[Y] denotes rout
[D] denotes dispersed

The result was certainly better than Junot achieved on the day and the French will have to seek terms and be forced to evacuate Portugal but, given the result, taking even more loot back with them than the last time.

This was a very interesting game with the "tweaked" objectives causing both sides to fight this battle differently than the first. The French game plan worked like clockwork and the British were forced to respond to the French attacks as they developed in intensity. The French force, especially around Vimiero was tiring rapidly and it is a moot point whether they would have been able to see off a British counter attack, however with Anstruther not responding to his attack orders, would Crauford's brigade have been enough to retake Vimiero in time? All in all I was thinking of leaving the game set up to play out one more turn to decide the out come, but given that all the original players would not be involved I rather like to leave this one hanging for posterity with both sides being able to say, "yes but what if".

Many thanks to Tom, Chas, Clive and Jack (The French) and Steve M, Nathan, and Ian (The British), for a great day's fun. A game to definitely savour in the years to come.

So that concludes the Rolica/Vimiero series of games. The full set or army lists and orbats together with the scenario briefing and unit labels will be available in my downloads section. With Christmas looming and Sir Arthur's recall to answer for the Treaty of Sintra, we turn our attention to Sir John Moore's Corunna campaign and the saving of the Spanish Insurrection against Napoleon himself. I aim to play this game over the Christmas holiday and then start the new year focusing on the events and battles after Sir Arthur's return in 1809, the Oporto and Talavera campaigns.


  1. Jonathan superb AAR on a beautiful table with stunning figures. The tweaks as far as i can tell are with the scenario itself i.e. the flank attack. Did you feel from your refight a need to tweak the army lists themselves? (I've looked ta current and previous list but cannot see any obvious tweaks?) Are you intending to refight the Peninsular battles in sequence? And for a break will you refight Maida? Can't wait to read the next installment!

    1. Thanks MM.
      The tweaks,as such, was to recognise that the original objective for the French to have control of the Eastern Ridge by having more units on it than the Allies was to high an ask, given the large disparity in numbers against the French.

      The change was to go back to what Junot actually achieved on the day and measure the tabletop result against that performance with an added time constraint of having Wellesley's command ended with the arrival of Sir Harry Burrard.

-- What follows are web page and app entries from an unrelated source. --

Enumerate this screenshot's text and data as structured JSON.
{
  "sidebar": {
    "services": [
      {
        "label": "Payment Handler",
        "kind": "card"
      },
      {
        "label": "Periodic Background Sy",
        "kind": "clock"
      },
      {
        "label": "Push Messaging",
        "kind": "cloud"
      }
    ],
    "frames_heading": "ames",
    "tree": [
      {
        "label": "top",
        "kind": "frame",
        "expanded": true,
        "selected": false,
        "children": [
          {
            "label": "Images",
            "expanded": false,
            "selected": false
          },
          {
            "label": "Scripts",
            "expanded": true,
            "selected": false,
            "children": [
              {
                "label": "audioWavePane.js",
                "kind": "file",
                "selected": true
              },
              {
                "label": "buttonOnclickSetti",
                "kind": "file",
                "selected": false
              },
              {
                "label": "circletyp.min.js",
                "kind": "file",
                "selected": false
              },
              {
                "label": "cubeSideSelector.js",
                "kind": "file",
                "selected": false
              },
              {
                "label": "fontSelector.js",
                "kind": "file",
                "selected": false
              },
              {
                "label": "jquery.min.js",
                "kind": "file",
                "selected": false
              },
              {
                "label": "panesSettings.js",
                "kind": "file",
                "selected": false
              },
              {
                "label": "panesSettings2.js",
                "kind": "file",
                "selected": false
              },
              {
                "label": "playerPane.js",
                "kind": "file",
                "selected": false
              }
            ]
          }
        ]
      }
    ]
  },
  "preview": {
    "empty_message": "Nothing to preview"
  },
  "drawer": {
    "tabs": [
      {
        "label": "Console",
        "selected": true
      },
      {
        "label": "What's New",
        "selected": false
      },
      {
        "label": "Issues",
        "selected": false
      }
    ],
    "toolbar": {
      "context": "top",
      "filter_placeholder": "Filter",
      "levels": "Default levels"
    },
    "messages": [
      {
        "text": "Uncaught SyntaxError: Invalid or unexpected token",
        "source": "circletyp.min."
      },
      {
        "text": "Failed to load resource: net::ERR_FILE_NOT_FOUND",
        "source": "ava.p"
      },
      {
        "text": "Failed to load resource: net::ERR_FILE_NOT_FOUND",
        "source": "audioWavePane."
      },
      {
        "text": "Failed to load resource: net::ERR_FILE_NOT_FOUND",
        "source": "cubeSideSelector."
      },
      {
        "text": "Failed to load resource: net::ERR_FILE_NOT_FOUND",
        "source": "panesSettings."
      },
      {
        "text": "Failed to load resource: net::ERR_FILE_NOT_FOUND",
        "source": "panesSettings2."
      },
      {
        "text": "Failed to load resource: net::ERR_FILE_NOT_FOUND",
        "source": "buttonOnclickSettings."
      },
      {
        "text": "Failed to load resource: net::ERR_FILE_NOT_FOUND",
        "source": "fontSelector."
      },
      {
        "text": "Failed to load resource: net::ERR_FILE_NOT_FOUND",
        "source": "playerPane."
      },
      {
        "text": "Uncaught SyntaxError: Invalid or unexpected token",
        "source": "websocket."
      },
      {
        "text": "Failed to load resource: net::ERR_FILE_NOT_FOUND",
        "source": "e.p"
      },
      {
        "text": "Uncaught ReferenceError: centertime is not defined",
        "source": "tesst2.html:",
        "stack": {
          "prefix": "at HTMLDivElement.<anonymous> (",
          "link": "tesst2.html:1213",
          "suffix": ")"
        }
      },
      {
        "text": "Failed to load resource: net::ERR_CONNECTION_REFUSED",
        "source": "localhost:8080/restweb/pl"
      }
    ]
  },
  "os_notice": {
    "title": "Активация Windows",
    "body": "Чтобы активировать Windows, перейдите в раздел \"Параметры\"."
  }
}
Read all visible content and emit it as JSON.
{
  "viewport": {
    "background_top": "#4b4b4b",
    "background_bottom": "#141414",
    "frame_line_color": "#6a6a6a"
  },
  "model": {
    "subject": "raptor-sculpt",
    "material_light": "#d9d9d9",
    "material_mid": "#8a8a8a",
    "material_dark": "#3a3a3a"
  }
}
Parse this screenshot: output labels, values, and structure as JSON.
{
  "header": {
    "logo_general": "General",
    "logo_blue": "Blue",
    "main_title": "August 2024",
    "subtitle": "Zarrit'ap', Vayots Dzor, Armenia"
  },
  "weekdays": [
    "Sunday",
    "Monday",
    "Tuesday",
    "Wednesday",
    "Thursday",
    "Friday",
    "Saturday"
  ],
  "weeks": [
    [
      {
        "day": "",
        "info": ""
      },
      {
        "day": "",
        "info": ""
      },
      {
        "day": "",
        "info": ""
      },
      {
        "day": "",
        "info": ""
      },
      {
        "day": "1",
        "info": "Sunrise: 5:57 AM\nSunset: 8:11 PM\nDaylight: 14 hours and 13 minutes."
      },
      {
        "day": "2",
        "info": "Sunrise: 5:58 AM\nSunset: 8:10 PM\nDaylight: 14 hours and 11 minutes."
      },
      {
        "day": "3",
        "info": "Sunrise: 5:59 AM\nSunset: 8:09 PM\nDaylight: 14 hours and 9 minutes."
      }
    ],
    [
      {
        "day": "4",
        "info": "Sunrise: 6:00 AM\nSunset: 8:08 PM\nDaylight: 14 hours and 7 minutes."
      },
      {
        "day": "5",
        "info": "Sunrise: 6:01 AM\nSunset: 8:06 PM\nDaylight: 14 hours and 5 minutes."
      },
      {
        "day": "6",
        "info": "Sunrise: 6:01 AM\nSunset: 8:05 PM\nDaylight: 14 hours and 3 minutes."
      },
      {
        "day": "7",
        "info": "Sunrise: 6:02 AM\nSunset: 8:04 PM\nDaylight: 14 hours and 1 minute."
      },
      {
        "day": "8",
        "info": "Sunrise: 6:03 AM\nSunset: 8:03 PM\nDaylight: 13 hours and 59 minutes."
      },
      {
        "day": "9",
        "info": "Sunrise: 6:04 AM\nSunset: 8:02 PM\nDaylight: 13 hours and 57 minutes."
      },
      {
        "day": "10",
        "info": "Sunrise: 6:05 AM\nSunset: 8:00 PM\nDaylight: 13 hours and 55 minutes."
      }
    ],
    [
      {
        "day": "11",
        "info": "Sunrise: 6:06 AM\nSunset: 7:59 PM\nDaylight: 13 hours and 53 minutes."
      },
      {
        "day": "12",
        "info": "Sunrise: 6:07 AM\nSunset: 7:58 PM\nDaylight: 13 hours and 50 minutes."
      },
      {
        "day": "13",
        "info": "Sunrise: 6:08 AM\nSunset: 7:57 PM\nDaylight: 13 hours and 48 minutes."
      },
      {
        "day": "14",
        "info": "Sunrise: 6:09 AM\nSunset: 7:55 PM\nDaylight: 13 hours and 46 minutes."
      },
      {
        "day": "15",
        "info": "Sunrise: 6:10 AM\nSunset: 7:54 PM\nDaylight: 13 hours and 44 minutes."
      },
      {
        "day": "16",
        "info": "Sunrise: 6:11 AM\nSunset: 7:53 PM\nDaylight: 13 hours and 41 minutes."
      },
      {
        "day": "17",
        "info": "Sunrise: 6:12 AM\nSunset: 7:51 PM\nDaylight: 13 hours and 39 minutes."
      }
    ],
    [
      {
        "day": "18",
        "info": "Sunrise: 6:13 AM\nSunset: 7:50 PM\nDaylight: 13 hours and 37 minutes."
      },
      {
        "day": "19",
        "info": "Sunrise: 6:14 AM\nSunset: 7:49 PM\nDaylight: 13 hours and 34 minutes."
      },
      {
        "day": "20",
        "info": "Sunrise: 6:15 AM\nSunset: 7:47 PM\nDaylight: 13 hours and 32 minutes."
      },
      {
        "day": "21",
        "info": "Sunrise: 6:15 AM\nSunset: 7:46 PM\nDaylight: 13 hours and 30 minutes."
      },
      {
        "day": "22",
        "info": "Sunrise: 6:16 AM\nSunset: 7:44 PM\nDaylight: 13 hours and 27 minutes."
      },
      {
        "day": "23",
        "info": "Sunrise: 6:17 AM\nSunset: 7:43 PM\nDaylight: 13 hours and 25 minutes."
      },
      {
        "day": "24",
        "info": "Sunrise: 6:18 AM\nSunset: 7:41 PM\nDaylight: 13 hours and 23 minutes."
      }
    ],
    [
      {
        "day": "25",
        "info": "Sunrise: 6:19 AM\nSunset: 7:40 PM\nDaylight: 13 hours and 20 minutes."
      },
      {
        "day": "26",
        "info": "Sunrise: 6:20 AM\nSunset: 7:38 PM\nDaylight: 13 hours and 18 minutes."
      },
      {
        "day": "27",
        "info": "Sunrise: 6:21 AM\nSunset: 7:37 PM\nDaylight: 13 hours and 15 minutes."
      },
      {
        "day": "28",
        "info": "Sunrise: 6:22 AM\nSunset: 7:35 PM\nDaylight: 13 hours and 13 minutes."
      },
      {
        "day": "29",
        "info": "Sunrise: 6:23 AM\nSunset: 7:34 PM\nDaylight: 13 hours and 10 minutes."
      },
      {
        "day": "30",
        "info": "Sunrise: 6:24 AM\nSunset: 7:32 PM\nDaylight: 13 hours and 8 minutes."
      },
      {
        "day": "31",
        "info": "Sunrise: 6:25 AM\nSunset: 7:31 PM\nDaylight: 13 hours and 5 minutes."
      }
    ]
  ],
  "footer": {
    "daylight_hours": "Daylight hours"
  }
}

This time constraint mirrors the end of the actual engagement, so if the French can take and hold either or both Vimeiro and Ventosa then they will have done better than the actual result.

      The order of battle remains as was, as these are the forces that were present. The only change was to randomise the brigade the British are forced to detach if and when the French flank march, simply to prevent the choice falling on the weakest brigade based on the stats in C&G.

      The new scenario brief incorporates these changes and, if Sunday's game is any indicator, certainly cause both sides to approach the battle with a different mindset.

      My plan is to work through the British battles in a time sequence, which will allow me to add to my forces as required for each scenario. Inevitably I will add more Portuguese to the Allied forces and with Talavera I have several Spanish units in the "to do box". Eventually I would like to dome some purely Franco-Spanish battles as a complete change of tack.

      After Corunna, it is Oporto, followed by four scenarios covering Talavera, one being Victor's night attack. I don't have plans to do Maida but I wouldn't say never as the earlier British battles are an interest, as is the War of 1812. As ever so much to do, so little time.

      Thanks for your comment and stay tuned


  2. A great report for a great battle! Beautiful pics, figures and terrain...

    1. Cheers Phil, glad you liked it. It took a whole afternoon to pack all the figures and terrain away!! It's now full speed ahead in getting the remaining troops together for Oporto to get her with some key terrain items. More posts to follow.